Ian Paget: That’s really interesting. I need to make sure to listen to that. But I think you’re right. I know when you work with others you get more done and use the best skills of everyone that you collaborate with, so it doesn’t surprise me at all that that’s been a common theme for people that happen to be successful. Now I know we are near the end of the time we have available because you got a hard stop.
I’m going to ask you one last question. We spoke a lot about UX design, and there’s been a few books that you mentioned, but are there any particular books that you’ve not already mentioned? Books or resources that you would recommend graphic designers to go out and buy so that they can be better UX designers?
Aaron Walter: Absolutely. One of my all time favourite books and I’ve had it for probably a decade and I still reference it, is Universal Principles of Design. That’s a great one. It’s about concepts, techniques, methodologies. That’s a good reference point, and what I like about that is that it feels like it bridges some of the concepts of graphic design and experience design, service design, all in one place. It’s a fun read and it’s also just an easy reference.
If you’re trying to get your bearings just on some basics of UX design, you might want to check out my colleague Leah Buleys book, UX Team of One, which just assembles all of the basic principles of how to do UX in one place. That’s a great read.

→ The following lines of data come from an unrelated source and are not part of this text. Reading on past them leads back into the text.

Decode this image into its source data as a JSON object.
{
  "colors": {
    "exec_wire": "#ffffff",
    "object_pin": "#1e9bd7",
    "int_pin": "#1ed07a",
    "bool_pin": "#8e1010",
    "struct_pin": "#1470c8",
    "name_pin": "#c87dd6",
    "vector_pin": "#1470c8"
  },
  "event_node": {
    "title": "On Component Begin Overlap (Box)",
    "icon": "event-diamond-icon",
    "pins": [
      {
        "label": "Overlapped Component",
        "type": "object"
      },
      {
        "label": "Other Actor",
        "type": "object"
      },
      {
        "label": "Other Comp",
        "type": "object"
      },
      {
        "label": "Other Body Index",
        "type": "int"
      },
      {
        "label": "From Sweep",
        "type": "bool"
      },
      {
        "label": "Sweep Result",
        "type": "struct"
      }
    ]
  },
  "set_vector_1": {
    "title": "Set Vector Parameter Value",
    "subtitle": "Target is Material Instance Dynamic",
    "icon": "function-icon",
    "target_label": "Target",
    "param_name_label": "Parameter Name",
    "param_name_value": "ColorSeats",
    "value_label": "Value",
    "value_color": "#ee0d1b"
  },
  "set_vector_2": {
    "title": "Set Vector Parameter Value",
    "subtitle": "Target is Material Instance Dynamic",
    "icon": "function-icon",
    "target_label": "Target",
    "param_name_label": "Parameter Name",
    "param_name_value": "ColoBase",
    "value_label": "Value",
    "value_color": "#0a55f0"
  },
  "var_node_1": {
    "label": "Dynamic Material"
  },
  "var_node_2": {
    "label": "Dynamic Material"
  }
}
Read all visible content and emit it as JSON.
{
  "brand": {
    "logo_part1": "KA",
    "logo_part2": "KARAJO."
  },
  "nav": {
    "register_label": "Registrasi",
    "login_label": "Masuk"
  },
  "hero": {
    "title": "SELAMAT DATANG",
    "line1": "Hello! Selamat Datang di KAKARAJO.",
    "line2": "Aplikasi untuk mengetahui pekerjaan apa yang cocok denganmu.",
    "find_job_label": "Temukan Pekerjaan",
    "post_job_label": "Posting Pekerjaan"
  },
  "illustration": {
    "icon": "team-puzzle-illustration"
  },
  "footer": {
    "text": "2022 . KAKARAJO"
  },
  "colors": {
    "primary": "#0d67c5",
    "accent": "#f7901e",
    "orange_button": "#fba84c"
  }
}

If you’re getting your bearings with research, you’re curious about that and you want to find how do I pull this into the work that I do and the offerings that I give my clients, Erika Hall’s book, Just Enough Research, from A Book Apart, is a great one. Of course, all of the books from A Book Apart, I think they’re … Jason Santa Maria’s book on typology is great. There is Ethan Marcotte’s book on responsive design. There’s so many good ones in there.
Ian Paget: Yeah, I’d agree with those books. I’ve got a couple of them and they’re absolutely amazing. Now I’m keen to read the one that you wrote, now that you’ve explained the concept of using emotion within your work. That’s really interesting. I’ll be honest, when I read the title, I didn’t quite understand how that would work, but now you’ve explained it, I’m really keen to learn more about that. I appreciate you explaining that.
Aaron, I know that you need to make a move in the next 10 minutes, so I’m going to wrap up the interview, but I just want to say thank you so much for coming on and for sharing some of your wisdom, and I’ll make sure to link to everything that you mentioned in the show so that people can find and learn more about you. I just want to say, thank you so much for coming on and for sharing so much with us.
Aaron Walter: Yeah, thank you for having me. It’s been a pleasure talking with you.